“Qatar is an Islamic country; you’ll feel just at home there.
There will be lots of beautiful mosques that you can visit in Doha, just like the ones we have here.
Qatar is a religious country, so you will have to wear modest clothing everywhere so make sure you pack enough of them.”
These were just some of the many things I heard before I spent my first year of college in Qatar. I was born and raised in Pakistan, which is, just like Qatar, an Islamic country. With this one overarching similarity between the two countries, the people around me back home in Pakistan and I were thoroughly convinced that I would not experience culture shock considering the similarities between our cultures. In some ways, that did turn out to be true. Many Muslims struggle with the availability of halal food when they travel abroad, but the benefit of traveling to a Muslim country was that it would not be an issue for me. In the end, I found it interesting that the religious aspect of life in Pakistan and Qatar turned out to be similar.
The first time I experienced a difference between the practice of Islam in Pakistan and Qatar was the last day of my new student orientation week. Georgetown University in Qatar is situated in Education City—an intentionally built vicinity on the outskirts of Doha, which is home to multiple educational institutes ranging from schools to academies, to satellite campuses of American universities and Qatar’s own postgraduate institutions. We were taken to the Qatar Foundation Mosque to introduce all international students to the religious practices of Qatar. As a Muslim myself, I did not expect it to be as foreign of an experience as it turned out to be.
In Pakistan, women do not pray in mosques and only pray within their homes; it is generally only the men who pray in congregation at the local mosque. There are no legal or religious reasons for that, but it has always been divided this way: Women pray at home, men pray at mosques. Here in Qatar, however, I was surprised to see just how many women came to the mosques to offer prayers, especially the Friday prayers. When I first pointed this out in a reflection post for the Doyle Global Dialogue (DGD), I was surprised to hear that a lot of my fellow international students who came from Muslim countries saw that the difference extended to men as well. Even though men do pray in mosques in other countries, here in Qatar, that practice is followed more frequently. From that exchange, I learned that despite it being the same religion, the practice of Islam varies considerably in different countries.
The experience at the Education City Mosque not only depicted the present difference between religious practice, but also showed how traditions and different ideologies intersect to create a unique religious experience in different countries. From what I was told, Qatar was supposed to have many mosques that resemble those we have in Pakistan. After all, both countries have a history of Islamic practice and traditions that date back centuries.

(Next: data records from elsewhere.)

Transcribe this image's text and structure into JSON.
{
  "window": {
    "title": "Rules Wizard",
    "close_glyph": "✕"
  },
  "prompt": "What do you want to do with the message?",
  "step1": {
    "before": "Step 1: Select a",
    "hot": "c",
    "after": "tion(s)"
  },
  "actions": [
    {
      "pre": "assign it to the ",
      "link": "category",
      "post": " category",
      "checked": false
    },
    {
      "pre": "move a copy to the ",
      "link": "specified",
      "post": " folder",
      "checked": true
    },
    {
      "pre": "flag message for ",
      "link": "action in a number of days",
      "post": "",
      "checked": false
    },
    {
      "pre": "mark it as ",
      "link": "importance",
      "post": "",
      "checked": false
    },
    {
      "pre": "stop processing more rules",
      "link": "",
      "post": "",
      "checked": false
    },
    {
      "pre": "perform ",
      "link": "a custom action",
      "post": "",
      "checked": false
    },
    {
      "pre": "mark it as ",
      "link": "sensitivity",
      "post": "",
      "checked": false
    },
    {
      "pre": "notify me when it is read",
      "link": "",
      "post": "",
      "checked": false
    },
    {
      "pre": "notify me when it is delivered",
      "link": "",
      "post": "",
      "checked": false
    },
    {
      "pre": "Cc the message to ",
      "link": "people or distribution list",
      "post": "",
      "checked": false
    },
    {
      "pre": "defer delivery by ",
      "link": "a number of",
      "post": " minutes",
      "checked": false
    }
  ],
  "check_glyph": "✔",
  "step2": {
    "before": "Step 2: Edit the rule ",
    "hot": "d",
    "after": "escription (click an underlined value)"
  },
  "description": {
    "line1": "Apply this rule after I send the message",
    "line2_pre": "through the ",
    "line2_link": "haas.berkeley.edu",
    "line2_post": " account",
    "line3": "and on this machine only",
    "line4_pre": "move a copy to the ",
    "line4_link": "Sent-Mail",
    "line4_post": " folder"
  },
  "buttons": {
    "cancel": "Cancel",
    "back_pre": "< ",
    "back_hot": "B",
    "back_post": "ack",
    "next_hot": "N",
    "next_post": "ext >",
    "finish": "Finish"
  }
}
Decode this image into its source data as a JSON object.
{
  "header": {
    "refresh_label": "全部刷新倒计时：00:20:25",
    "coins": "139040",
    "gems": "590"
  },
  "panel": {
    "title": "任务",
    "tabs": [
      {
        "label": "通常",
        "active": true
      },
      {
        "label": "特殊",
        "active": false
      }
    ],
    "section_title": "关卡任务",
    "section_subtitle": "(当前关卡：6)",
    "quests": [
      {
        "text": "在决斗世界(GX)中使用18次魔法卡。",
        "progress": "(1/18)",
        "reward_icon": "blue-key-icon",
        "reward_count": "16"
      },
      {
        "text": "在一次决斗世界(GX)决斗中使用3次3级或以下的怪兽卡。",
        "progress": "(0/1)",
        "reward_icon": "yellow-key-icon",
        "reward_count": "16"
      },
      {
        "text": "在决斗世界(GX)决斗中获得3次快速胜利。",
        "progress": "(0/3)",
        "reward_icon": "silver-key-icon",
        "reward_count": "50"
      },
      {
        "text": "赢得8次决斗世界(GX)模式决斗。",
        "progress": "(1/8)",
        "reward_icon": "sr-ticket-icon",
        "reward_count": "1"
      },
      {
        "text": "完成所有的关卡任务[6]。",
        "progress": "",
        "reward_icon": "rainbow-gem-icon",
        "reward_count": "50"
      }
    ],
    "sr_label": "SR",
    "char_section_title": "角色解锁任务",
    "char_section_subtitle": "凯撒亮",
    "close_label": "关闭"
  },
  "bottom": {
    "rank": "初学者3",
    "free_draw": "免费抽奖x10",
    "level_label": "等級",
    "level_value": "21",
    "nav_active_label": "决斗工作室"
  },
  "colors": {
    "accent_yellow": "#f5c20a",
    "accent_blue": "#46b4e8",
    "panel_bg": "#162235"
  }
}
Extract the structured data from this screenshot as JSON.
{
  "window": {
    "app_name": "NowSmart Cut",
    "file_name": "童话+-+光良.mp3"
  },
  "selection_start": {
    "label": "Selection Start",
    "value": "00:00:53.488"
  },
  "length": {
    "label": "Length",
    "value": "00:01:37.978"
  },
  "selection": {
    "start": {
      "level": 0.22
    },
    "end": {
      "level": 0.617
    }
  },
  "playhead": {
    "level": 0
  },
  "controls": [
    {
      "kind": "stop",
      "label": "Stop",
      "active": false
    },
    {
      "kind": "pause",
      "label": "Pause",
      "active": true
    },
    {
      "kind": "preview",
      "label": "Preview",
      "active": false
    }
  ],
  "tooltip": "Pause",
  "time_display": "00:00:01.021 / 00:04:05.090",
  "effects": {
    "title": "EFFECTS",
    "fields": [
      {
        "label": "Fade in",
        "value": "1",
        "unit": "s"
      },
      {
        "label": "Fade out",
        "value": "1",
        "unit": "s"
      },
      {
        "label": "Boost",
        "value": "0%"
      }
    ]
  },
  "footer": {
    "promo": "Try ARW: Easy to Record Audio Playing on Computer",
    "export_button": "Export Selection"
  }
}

However, the reality was quite different: Mosques in Pakistan are beautiful and have very distinct features. This applies to the mosques that were built centuries ago by the Muslim Mughal rulers of the subcontinent, as well as mosques recently built by the government or local authorities. Pakistani mosques have arches, traditional domes, and are decorated with the same calligraphy. They look like this because even right now, Pakistan wants to connect to the rich architectural details that were the most notable features of the Mughal Dynasty. In comparison, the recently built mosques here in Doha look very different. The Education City Mosque is built in a way that makes it look futuristic. Its minarets especially make it look like a spacecraft. Qatar has a certain vision for itself—to become a country of the future. These ideological differences define the different architectural styles of religious buildings in Pakistan and Qatar.
A second key difference in how Islam is practiced that became clearer to me was the different takes Pakistan and Qatar have on religious inclusivity. Although Pakistan is a majority-Sunni Muslim country, Shia Muslims make up a significant part of the population; the ninth and tenth of the first month in the Islamic calendar, which are important dates for Shia Muslims, are public holidays in Pakistan. In Qatar, there are also a lot of Shia Muslims, but there are no public holidays on such important dates. When I mentioned this in my reflections, my DGD peers mentioned how the Shia community is in many ways looked down upon in Qatar, as the state follows Sunni Islam.
Qatar does have many institutions that work to encourage religious traditions and beliefs to make their diverse population feel welcome, but their concepts of religious inclusivity mainly consist of creating discourses for inter-religious—and not intra-religious—understanding. This makes sense, as the population in Qatar consists of many expatriates who benefit from the interreligious institutions the state endorses. Within such discourse, Muslim minorities are not the obvious group for the state to include. In Pakistan, however, it is nearly the opposite; intra-religious discourse is much more prevalent. Since other religious groups are relatively small and dispersed, but many sects of Muslims exist, intra-religious discourses are a lot more common.
While these are only some of the differences in religious traditions and practices between Qatar and Pakistan, they were the most significant ones that I came to experience and learn more about while living in Qatar and conversing with my cohort in the Doyle Global Dialogue. The experience of living as a Pakistani in Qatar has taught me that religious differences do not only manifest in the practice of different religions but are also heavily affected by the history and dominant ideology of each place, even in the everyday practices of the same religion.